Mobile Device Management (MDM) is one of the more frustrating aspects of technology use in the classroom. If I download an app on one classroom iPad, how do I get it on all of them? I don't want my personal Apple ID on an iPad owned by my school district and used by students. What should I do?
There are many different solutions to this, and some are better than others in different situations. If your school is like mine and has 3-4 iPads per classroom, using Apple's Family Sharing may be a great choice for you.
What is Family Sharing?
Released last year with iOS 8, Family Sharing allows up to 5 Apple IDs (who share a credit card) to share iTunes, App Store, and iBooks purchases. So if I buy an app on my iPhone, my wife can look in my purchases and download the app without having to purchase it herself. This is nice because we had separate iTunes accounts long before we got married, and we have different enough taste in music that we didn't want to share iTunes libraries. Now if we make a purchase that interests the other, we can easily pull it into our own accounts.
Also, you can designate family members as children, and when they attempt to make purchases, an adult receives a request on their phone to approve the purchase. This is a great way to prevent kids from making unwanted purchases.

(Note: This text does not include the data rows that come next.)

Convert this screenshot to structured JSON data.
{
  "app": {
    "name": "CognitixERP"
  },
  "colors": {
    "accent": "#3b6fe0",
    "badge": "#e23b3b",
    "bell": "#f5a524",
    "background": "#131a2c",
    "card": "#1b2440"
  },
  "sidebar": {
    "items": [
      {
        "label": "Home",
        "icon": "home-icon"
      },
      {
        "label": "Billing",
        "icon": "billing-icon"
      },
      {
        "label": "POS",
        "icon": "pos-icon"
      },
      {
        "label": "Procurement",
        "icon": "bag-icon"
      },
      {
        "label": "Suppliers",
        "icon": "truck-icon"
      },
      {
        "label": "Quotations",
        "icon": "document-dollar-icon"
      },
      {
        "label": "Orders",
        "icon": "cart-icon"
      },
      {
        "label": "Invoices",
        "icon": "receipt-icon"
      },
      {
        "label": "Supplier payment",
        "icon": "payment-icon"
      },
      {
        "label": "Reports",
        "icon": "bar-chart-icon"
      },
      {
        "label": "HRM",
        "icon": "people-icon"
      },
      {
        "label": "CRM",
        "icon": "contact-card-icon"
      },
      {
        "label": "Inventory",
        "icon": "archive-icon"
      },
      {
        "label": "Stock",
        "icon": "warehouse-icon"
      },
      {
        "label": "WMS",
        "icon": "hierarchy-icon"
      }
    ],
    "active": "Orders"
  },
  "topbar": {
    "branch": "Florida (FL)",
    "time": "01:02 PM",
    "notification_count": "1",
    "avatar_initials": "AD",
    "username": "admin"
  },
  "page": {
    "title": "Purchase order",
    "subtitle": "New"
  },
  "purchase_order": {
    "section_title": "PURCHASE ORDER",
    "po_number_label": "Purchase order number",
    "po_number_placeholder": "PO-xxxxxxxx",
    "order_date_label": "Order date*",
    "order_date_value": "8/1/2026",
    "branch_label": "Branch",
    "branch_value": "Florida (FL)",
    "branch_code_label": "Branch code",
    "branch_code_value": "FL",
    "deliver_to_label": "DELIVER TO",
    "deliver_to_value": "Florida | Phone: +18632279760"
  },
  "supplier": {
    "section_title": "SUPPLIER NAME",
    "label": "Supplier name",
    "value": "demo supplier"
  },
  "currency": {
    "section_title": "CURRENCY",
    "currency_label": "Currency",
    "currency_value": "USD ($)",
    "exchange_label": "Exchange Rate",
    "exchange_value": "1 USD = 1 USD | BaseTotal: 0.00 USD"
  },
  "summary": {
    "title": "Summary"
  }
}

Finally, if someone ever leaves the family, they take their purchases with them. So when your kids grow up and leave home, they get to keep the apps and music they have accumulated over the years.
Family Sharing in the Classroom
So why is this useful with classroom iPads?
There are a lot of reasons to not use your personal Apple ID on a classroom iPad.
- Students could accidentally (or intentionally) change a setting in you account.
- Your ID is being used on a device you do not own, so your district or school could somehow have access to your account or demand control over the Apple ID on their devices (not that I think my district would do this).
- There is a 10 device limit per Apple ID. You don't want to use up all of the devices on your account with classroom devices.
To fix this, I created a new Apple ID using my school email address and made it part of my family. I use this ID to set up all classroom iPads. Then, when I need to purchase a new app for my students, I buy it with my personal iTunes account, go onto the school iPads, and download the app from my family purchases.
This way I remain in control of my iTunes account, and it is only on my personal devices. I can purchase content for my students without fear that I will lose control of the account.
There are a few downsides to using Family Sharing on your classroom devices, but they can be easily remedied by turning on device restrictions (which is recommended anyway).
If a student understands how family sharing works (which in elementary school is not likely), they can get access to any content you have purchased (including music and movies). However, if you restrict access to installing apps and the iTunes/iBooks stores, this will not be a problem.
All in all, this solution works really well for schools and classrooms where 1-10 classroom iPads. Beyond this, a more robust system will be needed.
To set up Family Sharing, Apple has provided step-by-step instructions on their website.